Mr. Garrow, for the defendant, entreated the Jury to compare the evidence with the statement of his Learned Friend. He had, in his opining, contrived to represent Sir John Eamer as a very ridiculous character; he was supposed to say, "I am Sir John Eamer, Knight, Colonel, and Alderman," not one word of which was in proof. In truth, Sir John Eamer was an honest, open-hearted, and liberal man as any of that hospitable Corporation, of which he was a worthy Member. he then deprecated the idea of giving heavy damages; the great object had been obtained; Sir John Eamer had been turned out for a day's sport, and they had had it. There was an old story of a black seaman being about to be flogged, and the Captain having first harangues him, concluded by ordering him to the gangway, upon which the black observed, "No preachee and floggee too." His learned Friend had preachee, but he hoped the Jury would not floggee too.

Verdict for plaintiff, damaged 10s.


Morning Advertiser 13 February 1857.


Jeremiah and Patrick Donoghue, brothers, were brought up on remand before Mr. Traill, charged with uttering four pieces of counterfeit coin to Mr. Giles, landlord of the "Dover Castle, Greenwich.

Evidence having been given, the depositions were taken, and the prisoners fully committed for trial.


Morning Post 25 April 1900.


At Greenwich Police Court yesterday the London Electric Supply Corporation (Limited) appeared to seven adjourned summonses at the instance of Thomas Allen Shaddick, the occupier of the "Dover Castle" public-house, Broadway, Deptford, for making default in supplying electrical energy to the premises. What was contended was that during the winter the company neglected to supply Deptford while they were supplying the west-end. The defence was that the default was due to "force majeure" - circumstances beyond the control of the company, and was caused by the failure of a contractor to supply boilers, and also to difficulties about coal supply. The magistrate reserved his decision.



HOLFORD Thomas 1801-06+

PRESTON James 1840-48+

GILES James 1849+61+ (also waterman age 53 in 1861Census) Post Office Directory 1851

GUYER Jonathan to Jan/1863+

HUBBARD Anne Maria Jan/1863+

WALL William 1866-Mar/67+

RANDALL Joseph Mar/1867+

BATCHELOR James U 1871+ (age 43 in 1871Census)

LAUDER Emma Mrs 1874+

BELL Edward 1881-82+ (age 33 in 1881Census)

URRY George 1891+ (age 29 in 1891Census)

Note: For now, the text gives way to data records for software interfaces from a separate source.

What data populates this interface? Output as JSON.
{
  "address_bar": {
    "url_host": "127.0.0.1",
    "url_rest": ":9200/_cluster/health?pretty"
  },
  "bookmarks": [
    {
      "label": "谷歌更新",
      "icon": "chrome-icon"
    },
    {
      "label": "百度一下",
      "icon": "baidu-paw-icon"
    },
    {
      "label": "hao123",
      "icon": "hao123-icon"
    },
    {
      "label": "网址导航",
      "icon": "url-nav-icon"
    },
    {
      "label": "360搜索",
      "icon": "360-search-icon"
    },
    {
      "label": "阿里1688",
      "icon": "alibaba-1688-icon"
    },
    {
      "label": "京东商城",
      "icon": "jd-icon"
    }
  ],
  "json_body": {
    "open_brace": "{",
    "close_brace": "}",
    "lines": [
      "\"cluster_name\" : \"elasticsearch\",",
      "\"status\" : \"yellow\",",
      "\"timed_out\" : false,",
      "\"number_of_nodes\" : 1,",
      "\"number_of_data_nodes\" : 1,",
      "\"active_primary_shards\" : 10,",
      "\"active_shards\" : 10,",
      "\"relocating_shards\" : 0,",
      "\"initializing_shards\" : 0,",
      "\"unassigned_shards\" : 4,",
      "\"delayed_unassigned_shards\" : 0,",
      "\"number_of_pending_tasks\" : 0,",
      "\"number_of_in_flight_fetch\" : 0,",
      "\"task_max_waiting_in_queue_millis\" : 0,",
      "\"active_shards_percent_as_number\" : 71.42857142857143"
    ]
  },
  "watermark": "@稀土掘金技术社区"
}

LOMAX Walter Thomas 1896+

BAXTER John to Nov/1897 Woolwich Gazette

STANDBROOK Alfred Henry Nov/1897+ Woolwich Gazette

SIMPSON Robert Wright 1901-08+



Post Office Directory 1851From the Post Office Directory 1851

Woolwich GazetteWoolwich Gazette


If anyone should have any further information, or indeed any pictures or photographs of the above licensed premises, please email:-